I have read several books on the introverted personality that have been helpful and affirming. Introverts have gifts to offer our culture, even though we are a minority. Research tells us we are neither neurotic or anti-social but are in our brain structure "hard-wired" to gain our energy by inward activities and then share them with others. This volume is unique in that it applies this new knowledge to those who are in church ministry or belong to a faith community. It helps introverts to recognize themselves and their unique characteristics, learn what the implications are for their style of ministry, and accept and use those talents as a valuable contribution to their congregations. An introverted minister or church member will experience many "Aha" moments and have a feeling of "coming home" .
Excellent book! It is insightful, eye-opening, informative, practical, relevant, affirming, and challenging. It is also biblically solid and very readable. Introverts are called and gifted by God. But many churches tend to be extroverted places where introverts are not understood and are under-valued or marginalized. Some Christians end up feeling like it's not as faithful to be an introvert. McHugh manages to confront the extroverted bias in church culture without denigrating extroverts while encouraging introverts without letting them off the hook of their own responsibilities. I am an introvert, who is occasionally mistaken for an extrovert (but I'm definitely an introvert). I nodded my head throughout the book. I think everyone in church ought to read this book. "Introverts in the Church" is essential reading for any introvert who has ever felt out of place, as well as for church leaders who want to make their churches more welcoming to introverts, and for extroverts who wish to better understand their introvert brethren and value the gifts God gave them rather than seeing them as less committed. It helps extroverts understand introverts, and it helps introverts understand extroverts, and, if the ideas contained therein are put into practice, both will feel welcomed and respected/valued in the church.
I found this book incredibly helpful, and not only because I'm an introvert involved in a church. Adam's book is full of wisdom, grace, and insight for introverts trying to find their place in the church, and for extroverts who are trying to reach out to their quieter brothers and sisters. I found Adam's thoughts, especially on leadership, to be incredibly helpful and reassuring, as I've just started facilitating a Bible study. I could really identify with his model of an introvert getting involved with a group.

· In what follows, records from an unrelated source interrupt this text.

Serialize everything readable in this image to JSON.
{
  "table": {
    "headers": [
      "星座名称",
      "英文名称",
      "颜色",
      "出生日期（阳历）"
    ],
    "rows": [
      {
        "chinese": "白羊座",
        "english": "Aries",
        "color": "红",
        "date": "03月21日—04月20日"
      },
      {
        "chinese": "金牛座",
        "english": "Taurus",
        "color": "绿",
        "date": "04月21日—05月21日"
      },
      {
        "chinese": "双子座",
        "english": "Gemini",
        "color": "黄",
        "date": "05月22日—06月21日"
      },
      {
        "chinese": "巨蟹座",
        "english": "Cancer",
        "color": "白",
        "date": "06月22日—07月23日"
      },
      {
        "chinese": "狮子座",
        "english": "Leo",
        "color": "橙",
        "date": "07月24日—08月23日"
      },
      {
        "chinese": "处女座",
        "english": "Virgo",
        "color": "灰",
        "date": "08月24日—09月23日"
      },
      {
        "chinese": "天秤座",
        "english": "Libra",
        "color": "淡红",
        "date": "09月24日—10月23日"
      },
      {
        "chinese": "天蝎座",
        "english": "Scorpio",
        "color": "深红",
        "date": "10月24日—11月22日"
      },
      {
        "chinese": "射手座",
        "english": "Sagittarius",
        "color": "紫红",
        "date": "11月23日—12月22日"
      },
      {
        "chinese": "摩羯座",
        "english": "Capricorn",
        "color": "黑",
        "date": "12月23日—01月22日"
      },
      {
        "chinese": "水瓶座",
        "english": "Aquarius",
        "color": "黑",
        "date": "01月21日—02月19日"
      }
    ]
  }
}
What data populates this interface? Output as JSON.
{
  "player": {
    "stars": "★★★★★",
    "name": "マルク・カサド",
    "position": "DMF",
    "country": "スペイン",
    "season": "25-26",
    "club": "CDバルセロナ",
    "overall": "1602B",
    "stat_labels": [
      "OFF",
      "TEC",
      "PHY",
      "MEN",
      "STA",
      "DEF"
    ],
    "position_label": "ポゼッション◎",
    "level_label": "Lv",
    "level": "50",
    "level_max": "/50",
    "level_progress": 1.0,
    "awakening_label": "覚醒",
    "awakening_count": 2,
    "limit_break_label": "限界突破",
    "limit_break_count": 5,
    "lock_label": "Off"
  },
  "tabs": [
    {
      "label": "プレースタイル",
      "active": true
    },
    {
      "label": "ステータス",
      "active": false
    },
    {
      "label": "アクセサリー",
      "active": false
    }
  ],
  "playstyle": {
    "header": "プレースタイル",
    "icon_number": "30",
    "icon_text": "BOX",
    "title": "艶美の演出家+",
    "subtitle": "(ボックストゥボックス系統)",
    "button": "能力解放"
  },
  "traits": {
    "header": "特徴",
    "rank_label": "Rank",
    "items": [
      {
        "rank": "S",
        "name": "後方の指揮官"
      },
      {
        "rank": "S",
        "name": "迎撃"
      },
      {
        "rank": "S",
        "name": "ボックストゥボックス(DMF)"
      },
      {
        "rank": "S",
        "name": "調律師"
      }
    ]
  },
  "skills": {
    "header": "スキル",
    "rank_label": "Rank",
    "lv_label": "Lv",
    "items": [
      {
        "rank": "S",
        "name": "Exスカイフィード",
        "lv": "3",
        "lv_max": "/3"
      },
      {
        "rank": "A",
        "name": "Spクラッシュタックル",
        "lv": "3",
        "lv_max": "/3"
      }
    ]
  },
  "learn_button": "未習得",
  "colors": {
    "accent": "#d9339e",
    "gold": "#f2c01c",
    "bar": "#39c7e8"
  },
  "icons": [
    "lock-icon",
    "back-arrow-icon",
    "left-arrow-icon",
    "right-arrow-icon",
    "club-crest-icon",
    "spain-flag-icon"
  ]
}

For the longest time, I thought the cyclical nature of my involvement with my church was just because I was weird, but when Adam makes the connection to introversion, and withdrawing to recharge, my own actions make a lot more sense. This is one of the few books I've read that I felt understood me in ways that I didn't even understand myself. Adam's book is useful for anyone, introverted or extroverted, involved with the church or not, who has a passion for growing a deeper understanding of self and reaching out to others.